Q-bus I/O project

John Wilson wilson at dbit.com
Mon Oct 12 11:12:03 CDT 2015

On Mon, Oct 12, 2015 at 11:30:39AM -0400, Paul Koning wrote:
>> ... but I'd rather go RoHS.
>I would recommend against that.  Not unless you are trying to create a
>commercial product where you *must* be RoHS to conform to the requirements
>of the bureaucrats.  Use real solder -- the job will be much easier and
>the result more reliable.  Real solder is still available, including
>solder paste.

Sure, but I've been using the new solder (and paste) for years now, and I'm
resigned to it.  I'd sell any of my doodads if someone wanted to buy them,
so I want them to be legal, even though I've never understood who was being
poisoned by the lead in solder.  I absolutely hated it at first (and I
still hate paying for it -- my last 1 lb roll of Kester RoHS solder with
water-soluble flux was over $100) but I've gotten used to it and really,
it's fine.  Nice shiny strong joints, if I run the iron a little hotter.
And the SMT stuff is all reflow so it's automatic.

>I would think a pick & place robot would be a fairly straightforward
>derivative of a 3d printer.

I was thinking the same thing.  A vacu-sucker head and some way of feeding
(and unwrapping) the tape with the components, and possibly a camera, are
all it needs ... not that that's trivial, but it's nothing compared to the
X/Y/Z mechanics.  Also, 500 gallons of new firmware, but, whatever!

>But is that really needed?  Placing the parts isn't all that terrible.
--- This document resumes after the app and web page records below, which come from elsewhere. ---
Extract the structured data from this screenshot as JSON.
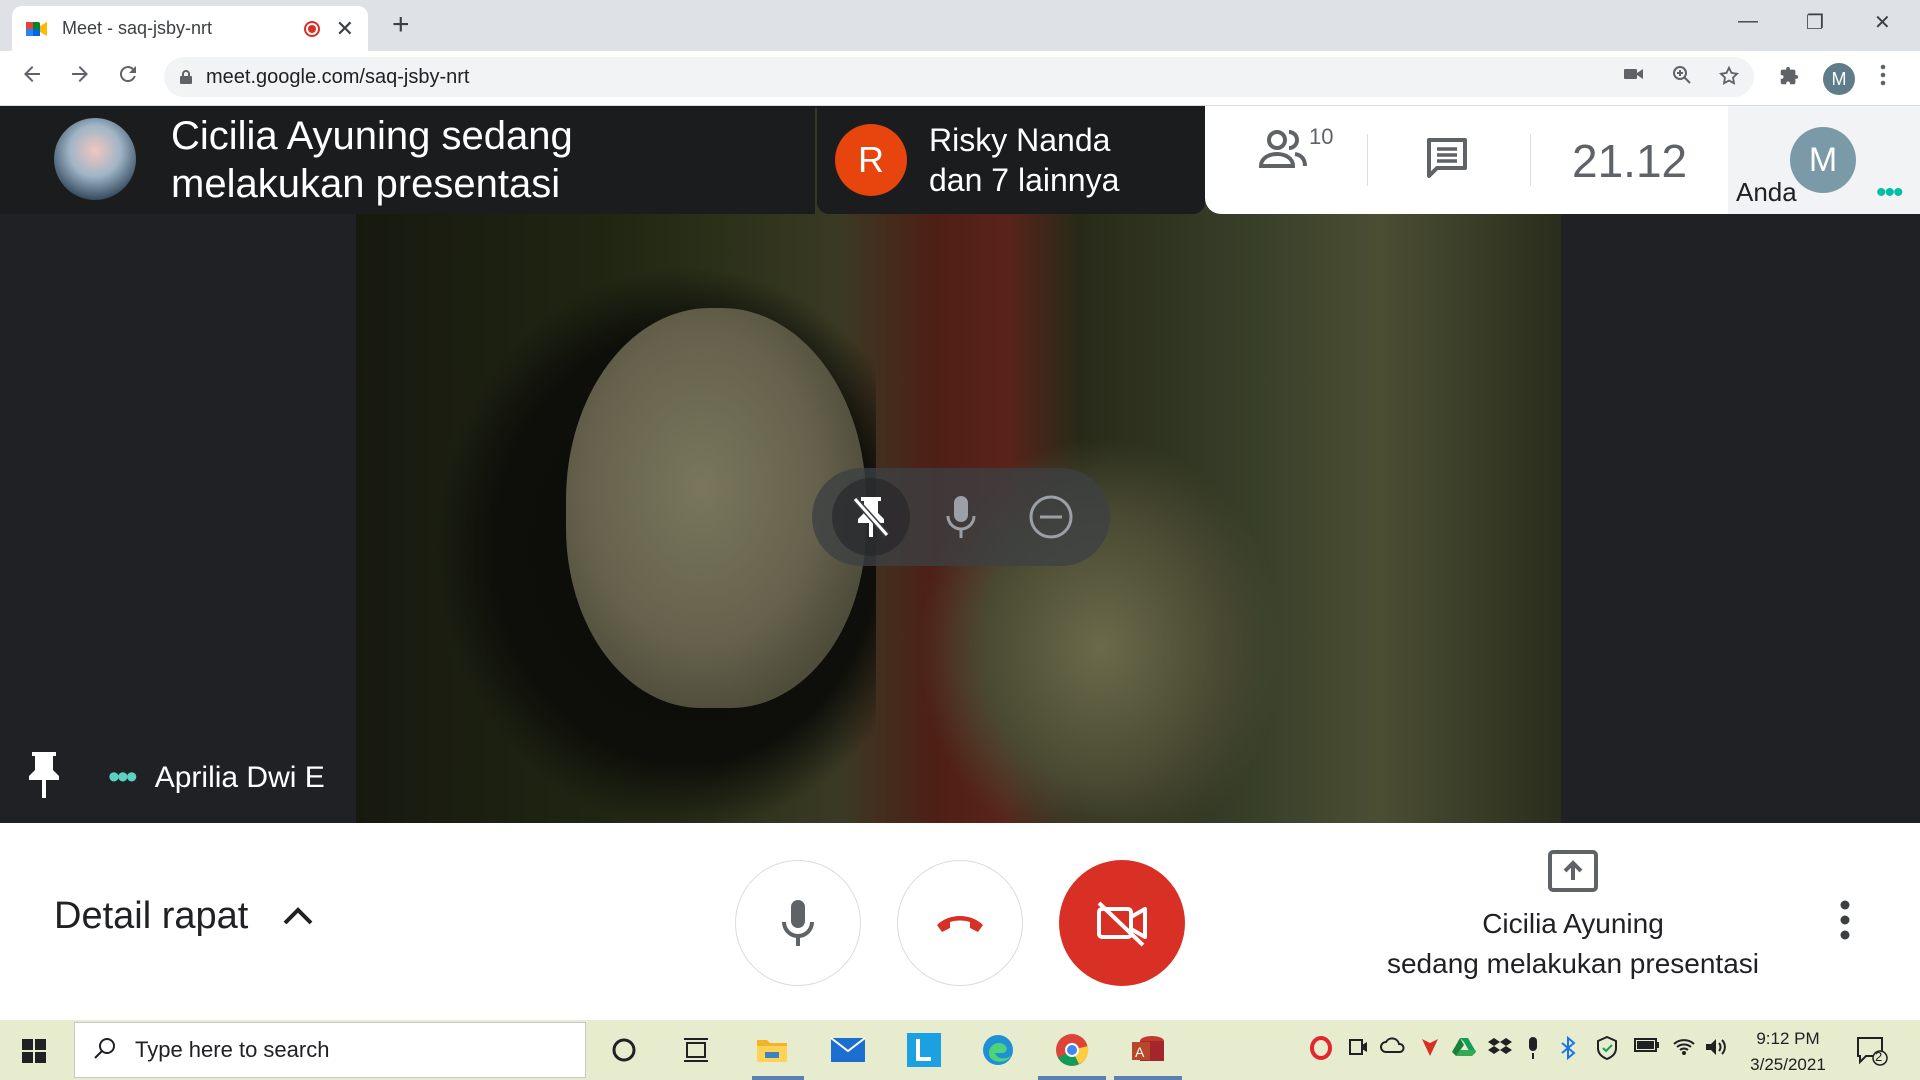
{
  "browser": {
    "tab_title": "Meet - saq-jsby-nrt",
    "tab_close": "✕",
    "new_tab": "+",
    "url": "meet.google.com/saq-jsby-nrt",
    "profile_initial": "M",
    "window_minimize": "—",
    "window_restore": "❐",
    "window_close": "✕"
  },
  "meet": {
    "presenter_banner": "Cicilia Ayuning sedang melakukan presentasi",
    "raised": {
      "initial": "R",
      "name": "Risky Nanda",
      "others": "dan 7 lainnya"
    },
    "participants_count": "10",
    "clock": "21.12",
    "self": {
      "initial": "M",
      "label": "Anda"
    },
    "tile": {
      "name": "Aprilia Dwi E"
    },
    "meeting_details": "Detail rapat",
    "presenting_line1": "Cicilia Ayuning",
    "presenting_line2": "sedang melakukan presentasi",
    "colors": {
      "red": "#d93025",
      "teal": "#00bfa5",
      "orange": "#e8440e"
    }
  },
  "taskbar": {
    "search_placeholder": "Type here to search",
    "time": "9:12 PM",
    "date": "3/25/2021",
    "notif_count": "2"
  }
}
I wholeheartedly disagree!  It took me over four hours to position the
parts on this board and my back was killing me by the end.  (I can't
*believe* I made it four hours w/o knocking the board off the table or
putting my elbow on it or something idiotic like that.)  I wouldn't even
mind a very sloppy robot that doesn't have machine vision and isn't precise
about orienting parts.  I always go over with a microscope and square them
up anyway, and that part doesn't take long (and gives a nice OCD buzz).

>I have read (and posted here in the past) a nice article (in German) on
>the use of a toaster oven with some clever temperature control as an IR
>reflow soldering machine.  I haven't tried this yet, but it sounds like a
>good scheme, and would allow the use of BGA parts at least in moderate

It works *fantastically*.  That's what I do, using an Arduino and a homemade
shield with a MAX6675 on it (um ... hand-soldered, but SOICs are easy so
there's no chicken/egg problem), and a couple of buttons and a socket for
an eBay LCD module.  The only thing is, the (bare) tip of the thermocouple
has to be touching one of the boards (if it's just measuring the air temp,
you scorch the PCBs), and no matter how I think I've bent it, it has a mind
of its own and tends to sweep components away when I put it in place and
let go.

>At least one of the moderate cost small volume PCB fab shops will deliver
>solder paste screens along with the finished boards if you ask for it.

Those are huge time-savers.  I've had great luck with both ohararp.com
(charged by the sheet) and oshstencils.com (by the sqinch) for Kapton
(low-volume), and bayareacircuits.com (by the design) for stainless steel
(super nice but more expensive).  A small Corian cutting board makes a
great backboard for taping up the jig to do some pasting.

For one-offs, using a syringe by eye is fine.  It doesn't have to be very
precise.  The flux melts at a much lower temp than the solder pellets, so
the beautiful square blocks from the stencil turn into a pool anyway, but
then the solder mask does its job and the pool separates out onto the pads
(except for TQFPs -- gotta use solder-wick afterwards on them) once the
tin melts too.  So for SOICs/TQFPs you might as well just lay a bead down
across a whole row of pads.  It works just as well as a tiny dab on each.

John Wilson
D Bit

More information about the cctalk mailing list